"The Grand Inquisitor" chapter of The Brothers Karamazov has been published as a separate novella. Many have been so moved by its skeptical attitude toward faith and human goodness that they feel that it stands as an achievement on its own. Do you feel the rest of the book provides a sufficient response to "The Grand Inquisitor," or does it steal the show?
Smerdyakov, you recall, didn't leave much of a suicide note, and he never wrote out a confession. Some readers believe that he is, as the prosecutor claims, too weak a character to commit murder. Do you think Smerdyakov really did it?
Do you think Ivan merely hallucinated the devil in Book 12, Chapter 9, or did the devil actually appear to him?
In his preface, Dostoevsky names Alyosha as the hero of his novel. Make the case that another character – say, one of the other Karamazov brothers – is the real hero.
Dostoevsky's novels often develop characters that "double" or mirror each other. For example, Smerdyakov is a twisted double for Ivan, Dmitri's life resembles Zosima's as a young man, and Kolya echoes Rakitin and Ivan. Who are some other doubles in the novel? How do doubles help you understand the novel's main ideas?
Dostoevsky never lived to write the sequel to The Brothers Karamazov. Imagine you were hired for the job – what would you write?

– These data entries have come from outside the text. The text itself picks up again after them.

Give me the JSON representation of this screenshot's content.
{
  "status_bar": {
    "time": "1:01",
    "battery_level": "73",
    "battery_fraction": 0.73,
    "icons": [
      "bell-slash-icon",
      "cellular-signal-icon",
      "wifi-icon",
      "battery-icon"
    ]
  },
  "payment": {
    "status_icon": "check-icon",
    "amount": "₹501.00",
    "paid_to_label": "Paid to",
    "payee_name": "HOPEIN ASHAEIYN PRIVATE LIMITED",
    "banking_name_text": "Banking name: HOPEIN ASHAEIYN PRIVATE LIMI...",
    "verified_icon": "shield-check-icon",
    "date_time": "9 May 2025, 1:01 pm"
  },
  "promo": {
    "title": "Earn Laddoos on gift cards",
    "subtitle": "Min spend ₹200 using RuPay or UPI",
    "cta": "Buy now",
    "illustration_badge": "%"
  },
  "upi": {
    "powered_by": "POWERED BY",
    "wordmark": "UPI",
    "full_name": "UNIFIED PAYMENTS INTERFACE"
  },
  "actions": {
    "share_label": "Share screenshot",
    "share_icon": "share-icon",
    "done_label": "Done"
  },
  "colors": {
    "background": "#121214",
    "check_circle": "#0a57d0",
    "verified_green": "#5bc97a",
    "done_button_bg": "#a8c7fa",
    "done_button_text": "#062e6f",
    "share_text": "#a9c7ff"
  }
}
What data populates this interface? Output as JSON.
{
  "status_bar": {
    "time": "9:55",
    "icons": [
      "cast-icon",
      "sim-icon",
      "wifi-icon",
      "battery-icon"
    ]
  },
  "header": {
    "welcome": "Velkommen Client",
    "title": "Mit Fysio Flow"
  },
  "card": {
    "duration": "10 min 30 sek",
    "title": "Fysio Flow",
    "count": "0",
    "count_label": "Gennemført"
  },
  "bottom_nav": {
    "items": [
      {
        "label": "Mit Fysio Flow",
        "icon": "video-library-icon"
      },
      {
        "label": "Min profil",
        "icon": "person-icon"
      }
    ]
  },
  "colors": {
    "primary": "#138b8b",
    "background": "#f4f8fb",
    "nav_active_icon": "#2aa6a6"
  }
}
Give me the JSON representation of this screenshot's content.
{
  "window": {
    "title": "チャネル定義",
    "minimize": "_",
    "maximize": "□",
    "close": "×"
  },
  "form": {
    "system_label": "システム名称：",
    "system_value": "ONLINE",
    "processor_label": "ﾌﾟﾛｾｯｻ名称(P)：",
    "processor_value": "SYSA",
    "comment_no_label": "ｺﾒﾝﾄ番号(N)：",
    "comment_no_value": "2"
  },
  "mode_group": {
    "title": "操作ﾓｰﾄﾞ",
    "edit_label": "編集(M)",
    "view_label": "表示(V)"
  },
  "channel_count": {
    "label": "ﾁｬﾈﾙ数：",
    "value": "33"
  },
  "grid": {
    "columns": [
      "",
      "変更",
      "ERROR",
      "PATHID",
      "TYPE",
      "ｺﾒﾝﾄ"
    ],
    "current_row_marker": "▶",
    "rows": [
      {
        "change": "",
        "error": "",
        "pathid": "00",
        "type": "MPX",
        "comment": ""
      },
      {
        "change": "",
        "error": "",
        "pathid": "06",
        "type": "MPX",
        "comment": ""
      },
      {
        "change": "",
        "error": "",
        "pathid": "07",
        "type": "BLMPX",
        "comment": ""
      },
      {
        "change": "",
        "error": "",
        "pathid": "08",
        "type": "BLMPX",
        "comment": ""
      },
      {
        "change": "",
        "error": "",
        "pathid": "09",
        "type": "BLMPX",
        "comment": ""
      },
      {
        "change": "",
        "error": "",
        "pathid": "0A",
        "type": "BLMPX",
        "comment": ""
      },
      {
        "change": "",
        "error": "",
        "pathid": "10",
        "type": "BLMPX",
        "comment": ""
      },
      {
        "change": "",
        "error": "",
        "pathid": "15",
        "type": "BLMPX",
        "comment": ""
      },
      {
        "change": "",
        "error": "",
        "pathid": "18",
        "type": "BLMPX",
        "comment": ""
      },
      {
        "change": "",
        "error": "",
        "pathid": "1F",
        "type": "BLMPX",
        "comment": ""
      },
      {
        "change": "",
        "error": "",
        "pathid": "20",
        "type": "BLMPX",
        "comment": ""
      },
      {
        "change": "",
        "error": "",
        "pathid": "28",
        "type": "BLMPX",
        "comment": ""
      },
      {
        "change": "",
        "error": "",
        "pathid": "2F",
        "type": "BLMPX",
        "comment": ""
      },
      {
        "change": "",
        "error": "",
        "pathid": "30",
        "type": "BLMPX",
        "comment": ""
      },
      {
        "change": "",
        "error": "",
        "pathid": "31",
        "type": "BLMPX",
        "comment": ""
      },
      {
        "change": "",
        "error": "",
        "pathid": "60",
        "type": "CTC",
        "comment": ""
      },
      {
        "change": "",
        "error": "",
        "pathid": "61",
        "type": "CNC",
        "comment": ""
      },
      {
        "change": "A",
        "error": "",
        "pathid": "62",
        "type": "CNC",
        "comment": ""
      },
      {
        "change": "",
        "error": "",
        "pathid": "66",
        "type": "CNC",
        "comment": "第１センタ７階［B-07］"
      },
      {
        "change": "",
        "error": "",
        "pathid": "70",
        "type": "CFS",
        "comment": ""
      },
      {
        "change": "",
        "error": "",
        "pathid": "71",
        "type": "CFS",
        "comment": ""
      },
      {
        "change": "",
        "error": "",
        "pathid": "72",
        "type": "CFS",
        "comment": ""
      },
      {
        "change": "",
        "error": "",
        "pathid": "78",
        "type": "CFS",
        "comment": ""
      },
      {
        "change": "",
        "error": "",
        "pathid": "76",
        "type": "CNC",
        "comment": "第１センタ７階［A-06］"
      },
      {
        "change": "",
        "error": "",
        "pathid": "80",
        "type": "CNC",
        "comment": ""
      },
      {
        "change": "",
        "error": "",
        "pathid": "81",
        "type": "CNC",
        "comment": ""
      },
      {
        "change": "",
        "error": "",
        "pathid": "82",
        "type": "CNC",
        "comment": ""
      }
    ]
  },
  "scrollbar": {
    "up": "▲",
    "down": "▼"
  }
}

The novel seems to have an issue with mothers. The mothers of the Karamazov brothers are dead. The mothers who are alive in the novel – for example Madame Khokhlakov, Lise's mother, and Mrs. Snegiryov, Ilyusha's mother – aren't exactly stellar models of maternity. The novel never really goes into the relationship of mothers and their children, while it spends an awful lot of time haranguing fathers. What's up with that?
The critic Robert Belknap has pointed out that there are twelve different accounts of murder in the novel (quoted in Terras 85). Can you name them all? Did you find more than twelve?
What if the novel was called The Sisters Karamazov? How would the novel be different if it were about three sisters instead?